Patient was instructed on how to inject. Injecting at the proper depth is an important part of good injection technique. If injected too deep, the insulin could go into muscle, where it
Patient was instructed on how to inject. To pinch the skin properly squeeze a couple of inches of skin between the thumb and two fingers. Insert the needle. Hold the pinch so the needle does not go into the muscle. Push the plunger to inject the insulin. Release the grip on the skin fold. Remove the needle from the skin.
Patient was instructed on how to remove bubble from the syringe. Draw up the insulin slowly and steadily. When bubbles are forming in the syringe means that the drawing has been done too fast, so push the insulin back into the bottle and re-draw. Patient was told to do this many times as needed until the bubbles are gone.
Caregiver was instructed that blood sugar may be check at different times of the day to get an idea of how well your treatment program is working for you. Typical times to check are before breakfast, before lunch, before dinner, and before bedtime. Sometimes it is helpful to check blood glucose one or two hours after a meal to see the effect of food on your glucose levels. There are certain times when should check the blood sugar more often than usual: During periods of illness or stress, when is suspect that blood glucose is low or high. When there are changes made in the treatment program - such as a change in medication doses, meal plan or activity, when taking new medications.
Caregiver was instructed on injecting at the proper depth is an important part of good injection technique. Insulin be injected in the subcutaneous fat, which is the layer of fat just below the skin. If injected too deep, the insulin could go into muscle, where it's absorbed faster but might not last so long.
Caregiver was instructed that most people pinch up a fold of skin and insert the needle at aangle to the skin fold.

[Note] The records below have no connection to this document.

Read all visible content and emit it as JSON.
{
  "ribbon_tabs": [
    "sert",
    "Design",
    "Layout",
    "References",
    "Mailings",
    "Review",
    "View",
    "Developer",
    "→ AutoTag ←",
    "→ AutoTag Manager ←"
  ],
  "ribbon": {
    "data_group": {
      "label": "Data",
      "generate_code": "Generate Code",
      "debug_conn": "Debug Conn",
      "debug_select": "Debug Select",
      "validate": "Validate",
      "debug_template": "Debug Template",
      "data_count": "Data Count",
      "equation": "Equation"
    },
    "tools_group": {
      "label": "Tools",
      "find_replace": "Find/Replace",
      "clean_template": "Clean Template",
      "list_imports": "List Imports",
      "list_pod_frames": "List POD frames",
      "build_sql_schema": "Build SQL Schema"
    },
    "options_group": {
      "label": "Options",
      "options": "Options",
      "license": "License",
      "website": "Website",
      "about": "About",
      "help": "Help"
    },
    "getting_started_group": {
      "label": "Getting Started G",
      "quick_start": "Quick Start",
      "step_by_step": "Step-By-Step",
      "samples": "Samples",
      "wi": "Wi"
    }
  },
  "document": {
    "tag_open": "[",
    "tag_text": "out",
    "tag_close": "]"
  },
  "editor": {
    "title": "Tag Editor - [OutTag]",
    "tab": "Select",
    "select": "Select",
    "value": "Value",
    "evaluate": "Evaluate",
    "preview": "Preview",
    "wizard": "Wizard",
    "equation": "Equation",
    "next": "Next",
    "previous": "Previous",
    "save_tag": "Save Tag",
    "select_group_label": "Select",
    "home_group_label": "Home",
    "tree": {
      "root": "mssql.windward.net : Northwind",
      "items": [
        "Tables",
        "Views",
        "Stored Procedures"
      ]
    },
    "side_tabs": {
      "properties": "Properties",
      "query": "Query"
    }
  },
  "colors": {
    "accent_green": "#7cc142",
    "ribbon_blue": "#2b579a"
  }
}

To pinch the skin properly, follow these steps: Squeeze a couple of inches of skin between the thumb and two fingers, pulling the skin and fat away from the underlying muscle. (If use a 5 millimeter mini-pen needle to inject, you don't have to pinch up the skin when injecting at aangle; with this shorter needle, you don't have to worry about injecting into muscle.)" Insert the needle, Hold the pinch so the needle doesn't go into the muscle, Push the plunger, "release the grip on the skin fold. Remove the needle from the skin.
Caregiver was instructed that insulin is absorbed at different speeds depending on where are inject, so it's best to consistently use the same part of the body for each of the daily injections. For example, do not inject the lunch bolus dose in the abdomen on Monday and in the thigh on Tuesday. If you have picked the thigh for your evening injection, then continue to use the thigh for all of the evening injections.
Caregiver was instructed that most insulin enters the blood,